People with bulimia are completely caught up in the decisions related to food. They will try to keep their problem hidden. It is possible they could do this because their body may overall keep a normal weight and appearance.
Physical symptoms can include excessive gastric reflux and stomach acid in the mouth, sore throat, excessive diarrhoea etc. It can lead to anorexia.
A healthy co-planned eating plan with psychological support is the main treatment. Antidepressants may help also.
A word on families
Chances are you are reading this because someone you know has or may have an eating disorder. When a family member develops this condition others in the family feel guilt. They begin to believe they possibly caused it. The behaviour of the ill family member can cause a lot of stress in the family. There can be a lot of deception and manipulation by the person with the eating disorder. This can make family members doubt themselves and their ability to help. They may even turn against their family member.
Blame is an easy road to take. Blaming yourself or the person with the disorder. It is also easy to get drawn into the person’s behaviour and thinking which increases everyone’s anxiety over time.
It would seem the key is to stay committed to the family member, reassuring them of your ongoing support. While being supportive the family should not get engrossed in the impact of the disorder. This will help the family to not get caught up with the same issues as their sick family member is experiencing.
A family can avail of Family Based Therapy from a systemic family therapist. This is a phased process of behavioural work with psychological support that a family can work on at home in conjunction with a professional team.
There is good support to be found at Bodywhys.ie, the website of the Eating Disorders Association of Ireland.
If you need help related to eating disorders
At Prevail I am happy to sit with you if you are the person with an eating disorder. Or perhaps you need support in supporting someone else with the condition. The main focus of my work is to accept the person while discouraging the behaviour that is hurting them.
Perhaps you need to talk with someone about the decision to enter a rehabilitation programme. You may be worried about potential relapse. Maybe you have just finished a programme and feel you need ongoing support.
During the work the main issue is to stay physically healthy. If physical health is ever in real danger then referral to appropriate medical care is needed.

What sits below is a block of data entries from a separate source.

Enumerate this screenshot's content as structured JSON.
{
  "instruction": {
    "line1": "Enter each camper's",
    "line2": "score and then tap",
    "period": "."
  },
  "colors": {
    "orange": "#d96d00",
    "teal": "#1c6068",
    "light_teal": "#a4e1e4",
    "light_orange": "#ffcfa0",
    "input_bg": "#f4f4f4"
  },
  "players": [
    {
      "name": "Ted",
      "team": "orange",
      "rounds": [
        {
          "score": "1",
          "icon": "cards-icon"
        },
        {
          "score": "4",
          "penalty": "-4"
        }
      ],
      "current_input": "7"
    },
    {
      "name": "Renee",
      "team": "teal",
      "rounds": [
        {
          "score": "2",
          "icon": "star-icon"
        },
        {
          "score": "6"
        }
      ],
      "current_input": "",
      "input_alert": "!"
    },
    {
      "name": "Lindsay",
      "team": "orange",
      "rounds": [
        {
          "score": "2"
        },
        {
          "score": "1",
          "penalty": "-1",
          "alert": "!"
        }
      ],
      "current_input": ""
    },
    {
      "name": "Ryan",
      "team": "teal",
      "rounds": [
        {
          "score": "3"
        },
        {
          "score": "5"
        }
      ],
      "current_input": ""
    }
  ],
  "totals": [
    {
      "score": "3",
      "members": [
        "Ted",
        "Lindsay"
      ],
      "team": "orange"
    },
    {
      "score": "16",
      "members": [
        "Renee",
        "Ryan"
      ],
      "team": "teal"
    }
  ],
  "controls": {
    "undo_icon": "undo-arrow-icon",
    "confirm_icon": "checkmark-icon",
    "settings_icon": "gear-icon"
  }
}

While the road to full recovery can be slow and frustrating, it is possible and it is essential for all concerned to not give up hope.